“Smart engagement — through enhanced trade, innovative aid, institution building and support for democratic values — leads to prosperity and security far more than policies of isolation and disengagement,” O’Toole said. “IDU can use Harper’s track record on those issues to support this approach for conservative political parties around the free world.”
Indeed, even now, there are positive elements that Harper can help the West’s conservative parties build upon. Andrew Scheer’s Tories in Canada show no signs of lurching far rightward, Angela Merkel weeks ago led a moderately conservative coalition to power in Germany, and a divided UK has kept any extreme positions from taking hold. But these parties pale in political and geo-strategic influence to their American counterpart, putting Harper’s task of resuscitating centre-right conservatism and refocusing its foreign policy vision on a steep incline.
The challenge will not be unfamiliar territory for Harper, however. He made a premiership out of tackling tough, polarizing foreign policy issues head on.
Harper’s embrace of military tradition, expenditure and expedition; his staunch support for Israel; his scepticism of multilateral talkfests; and his renowned habit of dressing down dictators are equally subjects of praise and scorn. They defined his tenure.
There are plenty of explanations given for that.
One is that foreign policy always made for good Conservative Party politics in Canada — plenty of ethnic votes in it, some said. Others claim that foreign policy is really the only ‘safe space’ left for conservatives in Canada and throughout the West. As Jordan Michael Smith wrote for World Affairs Journal: “Foreign policy is the only area in which Harper has been able to act on his ideals, mindful as he is of Canada’s profound affinity for such left-wing initiatives as universal health care, women’s reproductive rights, and gay marriage.”
There’s probably some truth to both explanations for Harper’s foreign policy stridency.
But neither of them explain why Harper would spend his well-earned (and surely permanent) retirement advocating for centre-right political principles with no votes for sale, against global political trend lines, and in direct opposition to the influence and inspiration of the president of the United States.

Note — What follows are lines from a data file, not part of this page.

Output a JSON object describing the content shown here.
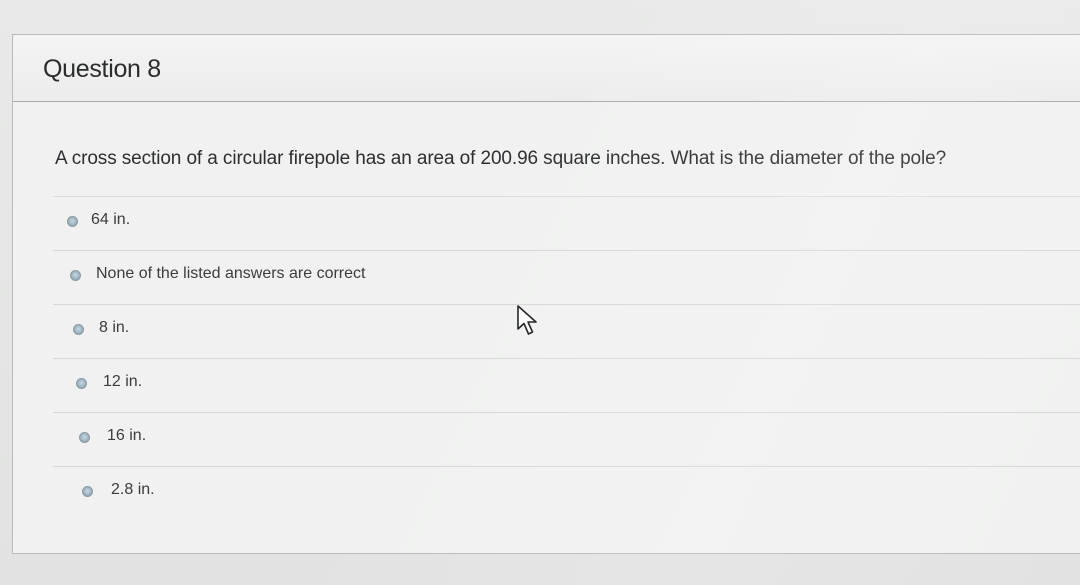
{
  "question": {
    "title": "Question 8",
    "text": "A cross section of a circular firepole has an area of 200.96 square inches. What is the diameter of the pole?"
  },
  "answers": [
    {
      "label": "64 in."
    },
    {
      "label": "None of the listed answers are correct"
    },
    {
      "label": "8 in."
    },
    {
      "label": "12 in."
    },
    {
      "label": "16 in."
    },
    {
      "label": "2.8 in."
    }
  ],
  "colors": {
    "page_background": "#e4e5e4",
    "card_background": "#f0f1f0",
    "radio_fill": "#9fb4c2",
    "text": "#2c2e31"
  },
  "icons": {
    "cursor": "mouse-pointer-icon",
    "radio": "radio-button-icon"
  }
}
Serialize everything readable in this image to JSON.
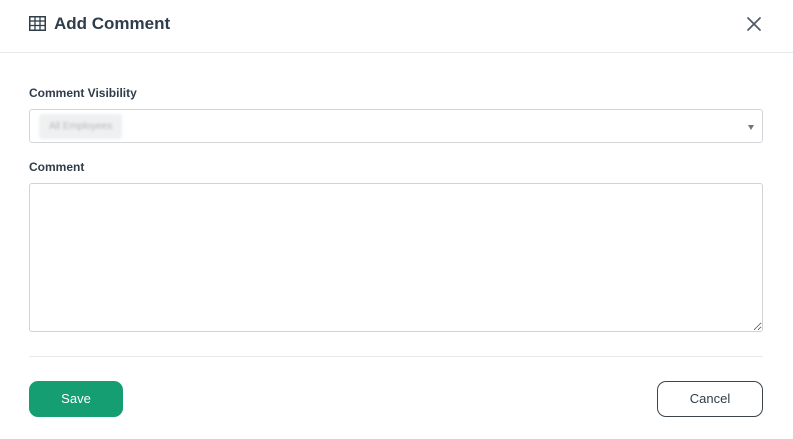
{
  "dialog": {
    "title": "Add Comment",
    "title_icon": "table-icon",
    "close_icon": "close-icon"
  },
  "form": {
    "visibility": {
      "label": "Comment Visibility",
      "selected": "All Employees"
    },
    "comment": {
      "label": "Comment",
      "value": ""
    }
  },
  "actions": {
    "save_label": "Save",
    "cancel_label": "Cancel"
  },
  "colors": {
    "save_button": "#149e72",
    "title_text": "#2f3d4a"
  }
}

That leaves only one alternative. He’s a true believer in his ideals — and he’s going to live his own legacy as long as he can.